The Stonehouse: Found Objects and Handcrafted Goods in Delhi, NY
92 Main St | Delhi, NY
Growing up in rural Germany, near the France-Luxembourg border, Andrea Menke was more intrigued by the imagery of the American Southwest than with her fairytale surroundings. Her career as a fashion and prop stylist eventually landed her in New York City, where she worked for fifteen years with designers and national retailers such as Bergdorf Goodman and Anthropologie. In 2007, a fixation with straw-bale houses led her to the Western Catskills, where she met Clark Sanders, an eccentric homesteader known for constructing energy-efficient straw-bale houses from scratch. “He was supposed to build me a house,” laughs Andrea, “but we fell in love first. Two months later, I gave up my apartment and moved upstate.”
She chose the town of Delhi, a vibrant and fast-growing community in the Catskills, just a few hours north of the city. Coupled life in a small town was blissful, except her home quickly began brimming with collected treasures from her travels abroad — everything from hand embroidered pillows to antique wooden bowls to Moroccan tea glasses — and she was running out of room. It seemed the best and most exciting solution was to open up a shop.
The Stonehouse is Andrea’s tiny boutique filled with found objects and handcrafted goods, specifically named for the home Clark built for the two of them. Set in a former barber shop, a step inside is like stumbling upon a miniature Moroccan bazaar in the heart of Delaware County. Stocked with nearly everything a world traveler could want — from antique knives to hand dyed aprons to plush piles of linens — there is the promise that no two trips will ever be alike as she continuously brings forth new objects and textiles to display. “It’s a wonderful experience to be here, sitting in front of my store, in the sun, where people just stop by for a chat or a cup of tea and, of course, to shop,” she says.
Located on Main Street, The Stonehouse fits right in with Delhi’s antique and framing stores. “I think I’ve changed the window display about four times since opening,” says Andrea, noting her proclivity for grouping objects by color. “I can barely put something blue with something red in one corner; I love really vibrant colors, and I love wood, but old wood with patina and textures.”
Andrea’s diverse selection is a distinct reflection of her worldly career.
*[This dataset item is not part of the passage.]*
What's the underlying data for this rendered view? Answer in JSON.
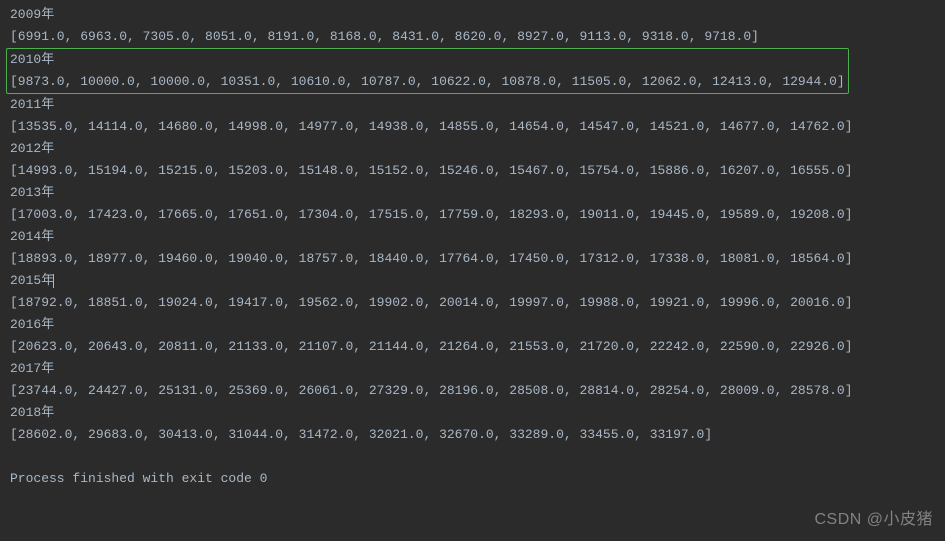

Toward the front of the shop, hanging Moroccan lanterns add whimsy to a rustic display of antique cooking boards from Germany, slender emerald and turquoise vases from Guadalajara, Mexico, and an assortment of pepper mills.
“Everybody loves knives,” she says, “especially when they happen to be navaja, a classic folding knife made in Spain.” A hit with customers, she has sold hundreds of them since the store first opened.
A bold display featuring Moroccan tea glasses, placemats, tablecloths, Mexican pillows with hand-embroidered Otomi motifs, and handcrafted Mexican-Indian animals made of solid wool.
A pair of antique paintings found in the Berkshires blends in with a collection of decorative buddhas — one of which could be 100 years old — and a hanging feather piece made by Andrea herself. Next to it, leather and hand-dyed linen aprons by Brooklyn designer Rebecca Alexander hang on the wall.
An unabashed lover of oranges, reds and pinks, Andrea enjoys browsing the stores in New York Chinatown for various papers. She often uses kraft paper and hemp string to create her own gift wrap.
Southwestern-style jewelry is a favorite of Andrea’s, especially when it’s made with silver and turquoise. Here she is modeling a stringy necklace by Rebecca Alexander, who makes all of her jewelry by hand in her Brooklyn Navy Yard studio.
Though she had never heard of Delhi before she met Clark, Andrea is grateful to be a part of its ever-expanding network of small business owners. “I love that I can walk three stores down and get my lunch at the Blue-Bee cafe, leave my door open with a sign that says ‘I’ll be back in five,’ or that my friend Nini from Tay Tea can stop by and bring me my tea order because she’s just a few minutes away,” she says. “The intimacy of a small town is priceless for me at this point in my life.”